ANNMARIE: To be honest, I don’t think we are very well known in the LGBTQ community. We are trying to change that because 1. We are gay and 2. They are usually very loyal. In that way, it can only help. I know that some people think there is a danger of “pigeon holing” yourself if you align yourself too much with one community, but I’m not worried about that in the slightest. Music has no borders and is universal. All are welcome to the Saucy Monky experience (but we'll start with the gay community because we know where to find them!)
SDGLN: Who are your idols and inspirations?

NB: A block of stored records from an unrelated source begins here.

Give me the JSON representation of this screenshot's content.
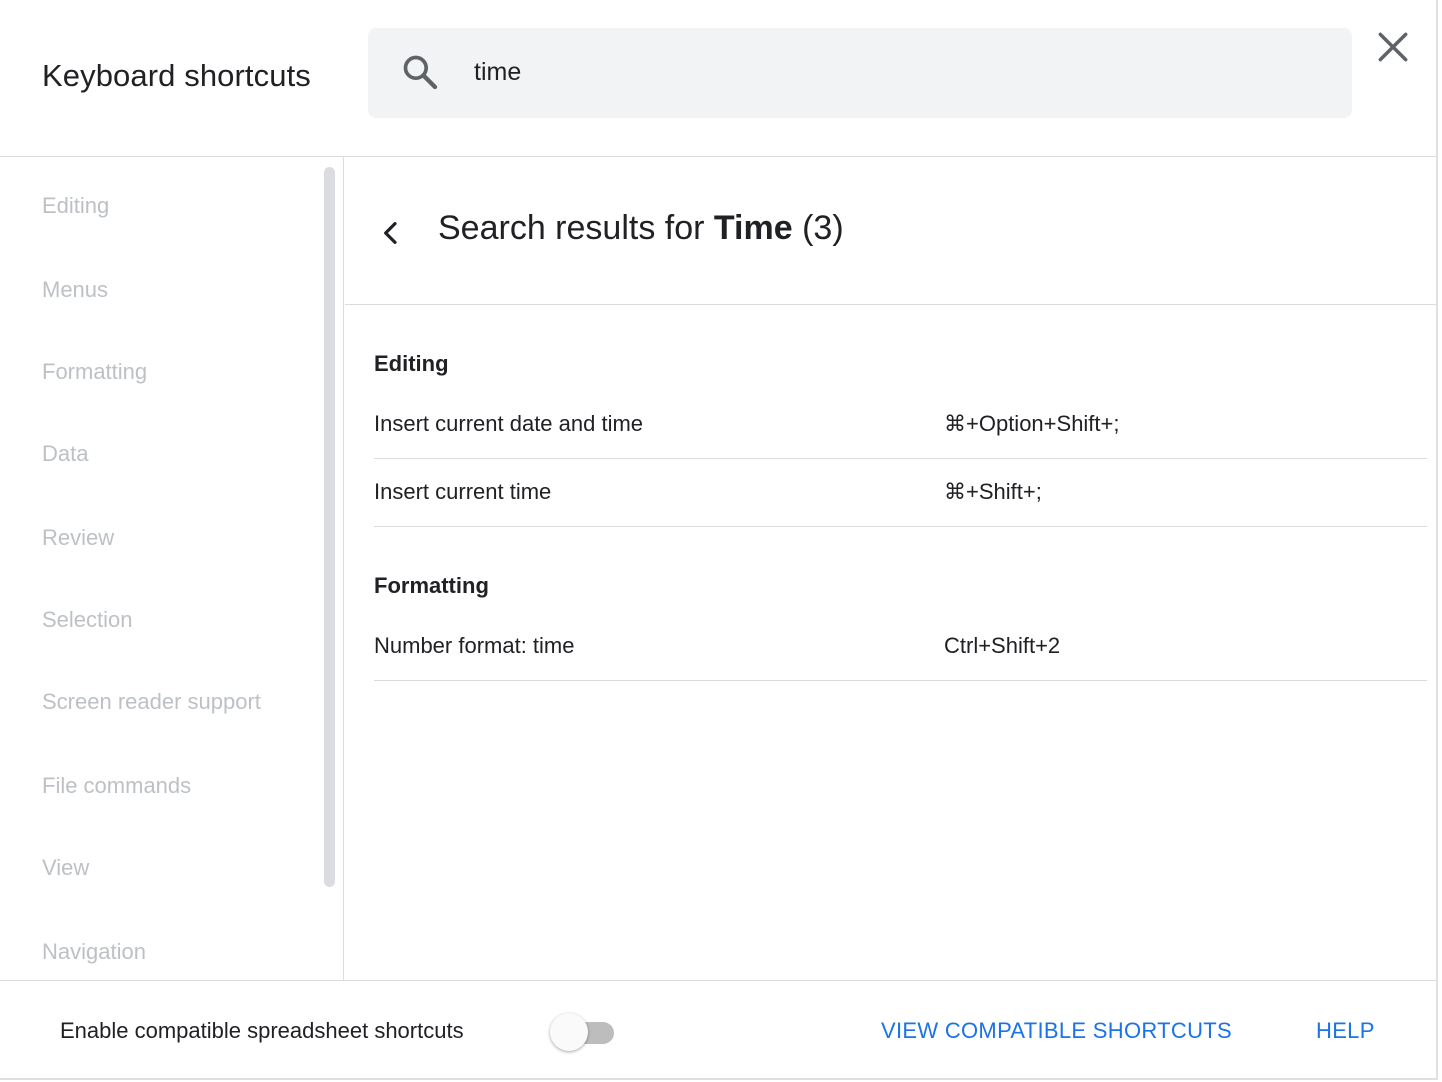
{
  "dialog": {
    "title": "Keyboard shortcuts",
    "close_icon": "close-icon"
  },
  "search": {
    "value": "time",
    "icon": "search-icon"
  },
  "sidebar": {
    "items": [
      {
        "label": "Editing"
      },
      {
        "label": "Menus"
      },
      {
        "label": "Formatting"
      },
      {
        "label": "Data"
      },
      {
        "label": "Review"
      },
      {
        "label": "Selection"
      },
      {
        "label": "Screen reader support"
      },
      {
        "label": "File commands"
      },
      {
        "label": "View"
      },
      {
        "label": "Navigation"
      }
    ]
  },
  "results": {
    "prefix": "Search results for ",
    "query": "Time",
    "count": "(3)",
    "sections": [
      {
        "title": "Editing",
        "rows": [
          {
            "desc": "Insert current date and time",
            "keys": "⌘+Option+Shift+;"
          },
          {
            "desc": "Insert current time",
            "keys": "⌘+Shift+;"
          }
        ]
      },
      {
        "title": "Formatting",
        "rows": [
          {
            "desc": "Number format: time",
            "keys": "Ctrl+Shift+2"
          }
        ]
      }
    ]
  },
  "footer": {
    "compat_label": "Enable compatible spreadsheet shortcuts",
    "compat_enabled": false,
    "view_compat_link": "VIEW COMPATIBLE SHORTCUTS",
    "help_link": "HELP"
  },
  "colors": {
    "accent": "#1a73e8",
    "muted_text": "#bdc1c6",
    "search_bg": "#f1f3f4"
  }
}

ANNMARIE: Ani is my business idol for doing it her way all along (and Michelle Shocked who is also an indie pioneer but who is generally overlooked in that realm). Metric for their music (such a good band). U2 for their longevity. Bruce Springsteen for always being true to himself.
SDGLN: What is playing on your MP3 player?
ANNMARIE: Lana Del Ray. Ellie Goulding. Metric. Kathleen Edwards and Norah Jones.
SDGLN: If you could have the ultimate dinner party and invite three guests (living or dead), who would be there and why?
ANNMARIE: Ani Di Franco because I find her fascinating. Angelina Jolie because I still can’t shake off my GIA crush. My Mum; she’s been dead seven years but boy do I miss her and I would trade anything in the world for one more hang with her (although, I’m not sure how she’d get along with Angelina and Ani!) (-:
Ken Williams is Editor in Chief of SDGLN. He can be reached at email@example.com, @KenSanDiego on Twitter, or by calling toll-free to 888-442-9639, ext. 713.
To enter a random drawing to win one of five signed CDs and to get a photo taken with the band, please send an email to firstname.lastname@example.org. In the subject area, write: SAUCY MONKY. List your name, hometown and phone number. SDGLN and Saucy Monky will not share your information with third parties to protect your privacy. Deadline to enter the contest is 8 am Nov. 28. Winners can pick up their signed CD at the House of Blues on Nov. 28 and get their photo taken with the band!